When surveillance cameras were first deployed in Baltimore, officials said they would help convince skeptical juries about a suspect’s guilt and deter crime, says Baltimore Sun crime reporter Peter Hermann. Rather, the extensive and still expanding surveillance network has evolved into more of a better way for police and prosecutors to locate and question witnesses and suspects and stitch together otherwise disparate clues. “I’ve never had a case in which a video was a slam-dunk,” said prosecutor Rich Gibson.
This month, researchers at the University of California, Berkeley released a report on surveillance cameras used by the city of San Francisco and came to the same conclusion. The Urban Institute in Washington is conducting a similar study in Baltimore and two other cities and could issue findings in a matter of months. Baltimore prosecutors and police have been at odds for years over the usefulness of the more than 300 police cameras on city streets. The state’s attorney’s office says the cops hyped video surveillance as savior to the crime problem.

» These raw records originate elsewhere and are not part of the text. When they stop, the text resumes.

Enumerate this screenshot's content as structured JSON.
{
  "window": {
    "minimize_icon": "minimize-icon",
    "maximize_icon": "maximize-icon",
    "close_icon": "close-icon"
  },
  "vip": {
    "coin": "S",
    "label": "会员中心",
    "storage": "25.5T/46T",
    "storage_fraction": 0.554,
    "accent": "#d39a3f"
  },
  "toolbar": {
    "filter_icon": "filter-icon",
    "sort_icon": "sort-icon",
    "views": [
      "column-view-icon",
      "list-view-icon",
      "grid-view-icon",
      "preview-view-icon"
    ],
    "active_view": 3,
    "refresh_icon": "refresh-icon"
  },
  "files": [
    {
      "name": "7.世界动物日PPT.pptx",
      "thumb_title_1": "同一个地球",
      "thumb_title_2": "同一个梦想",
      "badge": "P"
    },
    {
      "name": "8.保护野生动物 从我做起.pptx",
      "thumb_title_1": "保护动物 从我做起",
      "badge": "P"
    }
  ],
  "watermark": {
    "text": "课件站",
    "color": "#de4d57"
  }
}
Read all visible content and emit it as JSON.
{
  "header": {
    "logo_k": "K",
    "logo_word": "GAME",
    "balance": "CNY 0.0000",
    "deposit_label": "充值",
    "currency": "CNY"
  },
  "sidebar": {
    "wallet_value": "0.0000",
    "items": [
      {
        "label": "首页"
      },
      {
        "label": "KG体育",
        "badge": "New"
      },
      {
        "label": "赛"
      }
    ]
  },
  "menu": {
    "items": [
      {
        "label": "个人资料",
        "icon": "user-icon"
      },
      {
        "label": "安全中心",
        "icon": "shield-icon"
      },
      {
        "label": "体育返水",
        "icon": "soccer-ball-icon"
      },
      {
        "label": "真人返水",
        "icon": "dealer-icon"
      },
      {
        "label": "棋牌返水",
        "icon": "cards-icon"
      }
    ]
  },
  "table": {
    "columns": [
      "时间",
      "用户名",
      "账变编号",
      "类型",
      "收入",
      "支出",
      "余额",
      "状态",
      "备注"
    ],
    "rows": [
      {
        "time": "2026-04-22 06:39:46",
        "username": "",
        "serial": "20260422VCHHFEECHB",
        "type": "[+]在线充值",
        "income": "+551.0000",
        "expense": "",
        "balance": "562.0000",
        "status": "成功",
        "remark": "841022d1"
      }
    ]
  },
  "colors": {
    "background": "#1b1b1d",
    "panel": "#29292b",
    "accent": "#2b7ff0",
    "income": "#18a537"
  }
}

Police argue the cameras are a crucial deterrent that allows them to watch areas that can’t be continuously monitored by patrol officers. Baltimore more than other cities monitors surveillance cameras in real time and sometimes catches criminals in the act, says the mayor’s office.